*Exercise details*. Scan the material below for every line with the string "figlio", and copy those lines.

*Provided material*.
==*==

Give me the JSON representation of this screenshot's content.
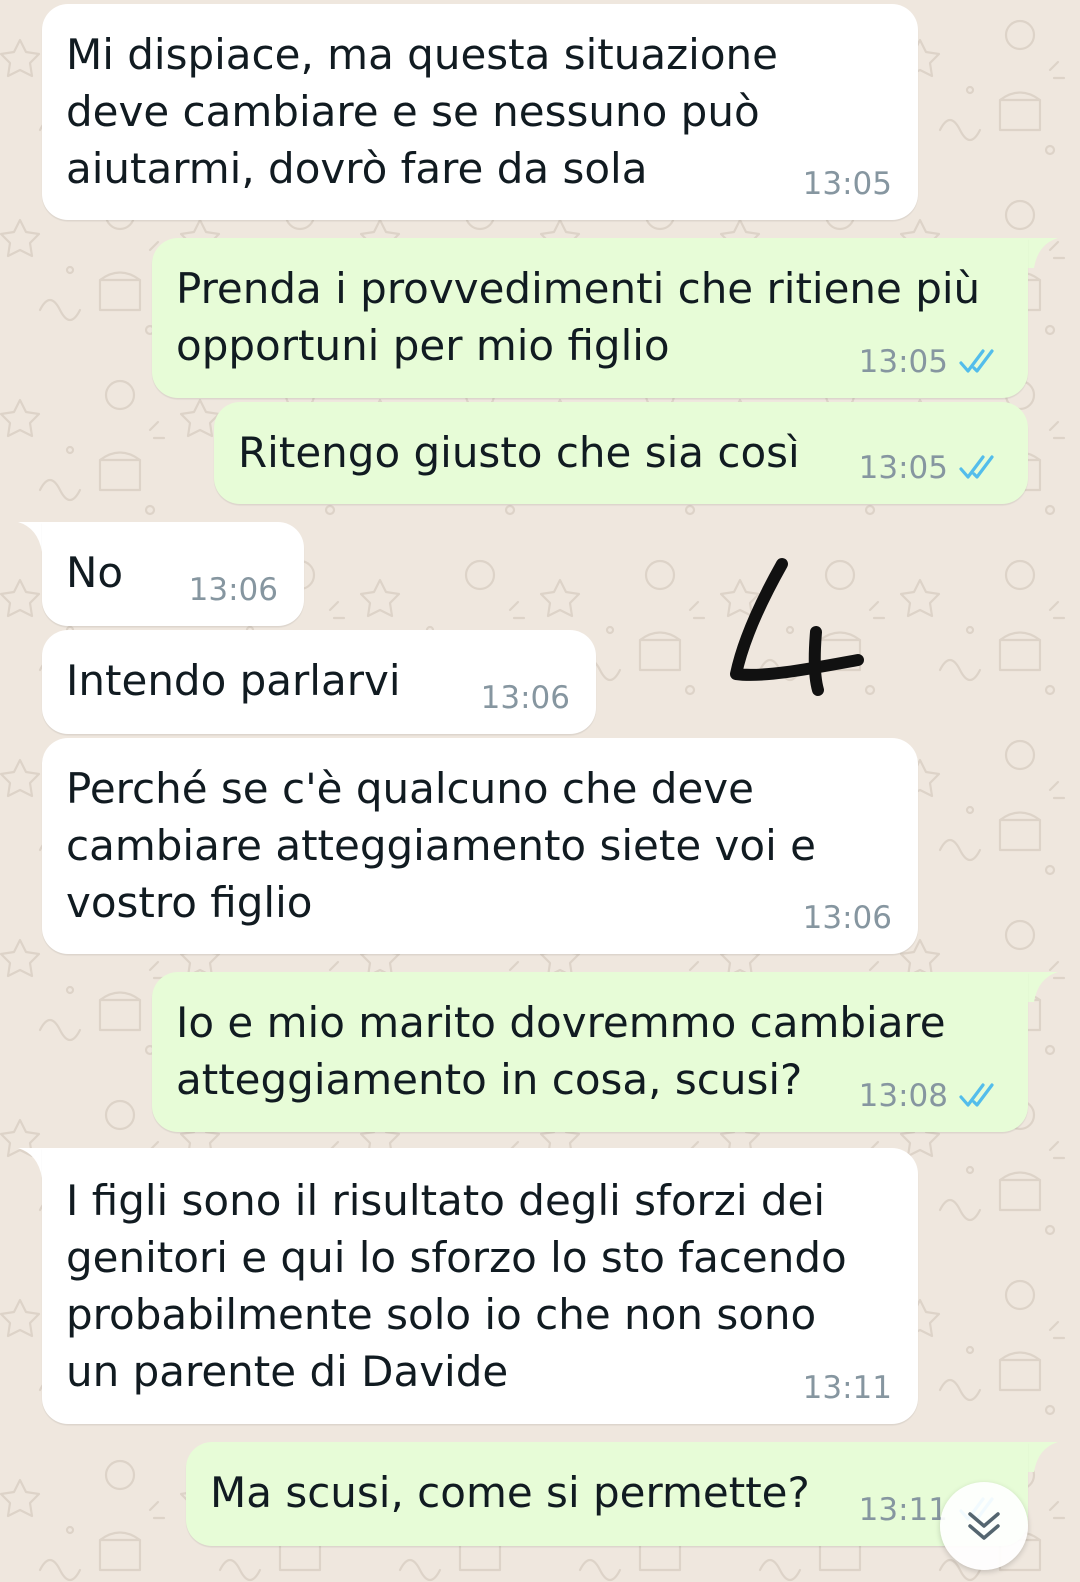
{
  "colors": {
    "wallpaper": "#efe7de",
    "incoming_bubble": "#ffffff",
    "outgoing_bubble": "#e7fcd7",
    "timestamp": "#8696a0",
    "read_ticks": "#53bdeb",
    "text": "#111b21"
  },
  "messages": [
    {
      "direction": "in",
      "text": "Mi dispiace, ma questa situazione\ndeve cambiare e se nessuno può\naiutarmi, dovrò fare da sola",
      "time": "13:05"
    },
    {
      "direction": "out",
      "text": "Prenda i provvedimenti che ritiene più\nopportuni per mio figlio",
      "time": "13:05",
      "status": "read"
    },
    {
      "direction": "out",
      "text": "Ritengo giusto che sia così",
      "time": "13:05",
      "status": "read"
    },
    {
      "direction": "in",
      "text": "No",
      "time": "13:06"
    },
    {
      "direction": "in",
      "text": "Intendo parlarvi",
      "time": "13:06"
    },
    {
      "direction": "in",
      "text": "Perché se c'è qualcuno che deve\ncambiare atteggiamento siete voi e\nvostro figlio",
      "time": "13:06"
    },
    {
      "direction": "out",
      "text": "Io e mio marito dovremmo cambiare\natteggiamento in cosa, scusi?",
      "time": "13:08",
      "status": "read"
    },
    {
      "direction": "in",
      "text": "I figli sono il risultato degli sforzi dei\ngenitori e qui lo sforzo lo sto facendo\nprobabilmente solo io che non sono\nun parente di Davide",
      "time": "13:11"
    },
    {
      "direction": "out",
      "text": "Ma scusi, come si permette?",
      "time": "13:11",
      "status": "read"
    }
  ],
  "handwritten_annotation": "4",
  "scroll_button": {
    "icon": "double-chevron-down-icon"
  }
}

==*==

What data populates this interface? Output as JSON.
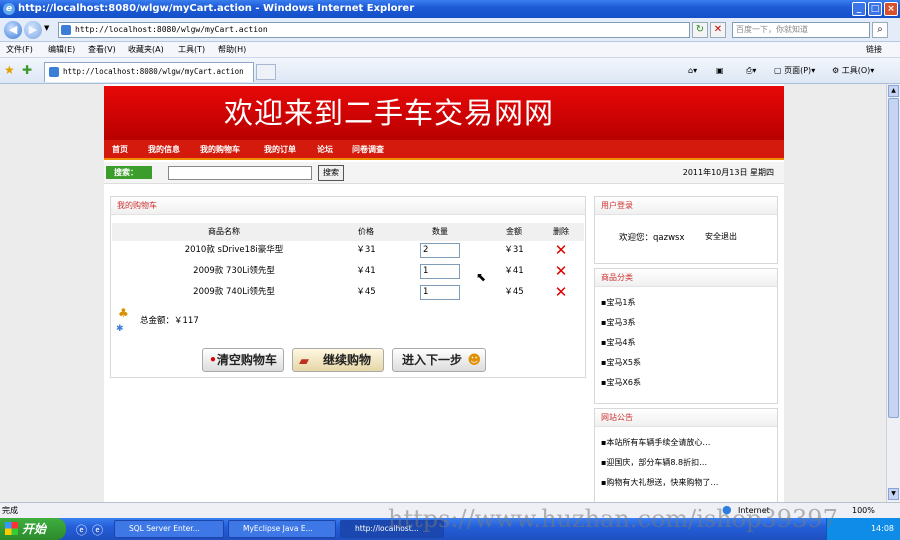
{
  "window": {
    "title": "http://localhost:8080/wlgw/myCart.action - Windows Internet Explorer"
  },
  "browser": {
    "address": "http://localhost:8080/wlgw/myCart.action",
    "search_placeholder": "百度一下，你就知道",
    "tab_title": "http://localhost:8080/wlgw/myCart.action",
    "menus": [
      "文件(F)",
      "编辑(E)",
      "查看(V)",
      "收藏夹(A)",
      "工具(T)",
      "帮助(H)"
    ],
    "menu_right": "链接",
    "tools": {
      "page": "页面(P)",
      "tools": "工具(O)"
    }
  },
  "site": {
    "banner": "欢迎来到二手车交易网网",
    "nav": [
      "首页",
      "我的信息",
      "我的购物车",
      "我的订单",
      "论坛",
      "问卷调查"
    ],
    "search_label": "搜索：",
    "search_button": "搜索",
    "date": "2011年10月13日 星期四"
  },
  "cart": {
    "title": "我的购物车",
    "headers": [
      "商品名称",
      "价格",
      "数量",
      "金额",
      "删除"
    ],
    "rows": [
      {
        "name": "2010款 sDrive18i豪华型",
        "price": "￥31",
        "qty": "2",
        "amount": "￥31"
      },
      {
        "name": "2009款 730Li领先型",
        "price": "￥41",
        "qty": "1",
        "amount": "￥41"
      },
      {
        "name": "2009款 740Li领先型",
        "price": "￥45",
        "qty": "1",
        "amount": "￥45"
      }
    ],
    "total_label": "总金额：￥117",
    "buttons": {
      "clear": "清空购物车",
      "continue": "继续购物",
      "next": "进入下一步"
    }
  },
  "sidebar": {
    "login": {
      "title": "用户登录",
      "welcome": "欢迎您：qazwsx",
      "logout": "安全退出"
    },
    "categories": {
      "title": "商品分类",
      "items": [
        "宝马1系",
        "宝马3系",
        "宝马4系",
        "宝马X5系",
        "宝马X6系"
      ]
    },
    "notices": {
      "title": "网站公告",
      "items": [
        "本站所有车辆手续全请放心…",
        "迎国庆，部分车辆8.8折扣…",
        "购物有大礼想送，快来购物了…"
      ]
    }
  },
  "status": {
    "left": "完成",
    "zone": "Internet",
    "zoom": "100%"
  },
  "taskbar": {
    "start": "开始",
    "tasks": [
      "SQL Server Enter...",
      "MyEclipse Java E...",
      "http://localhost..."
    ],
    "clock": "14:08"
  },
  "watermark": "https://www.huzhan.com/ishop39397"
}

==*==

*Task output*.
      "text": "Prenda i provvedimenti che ritiene più\nopportuni per mio figlio",
      "text": "Perché se c'è qualcuno che deve\ncambiare atteggiamento siete voi e\nvostro figlio",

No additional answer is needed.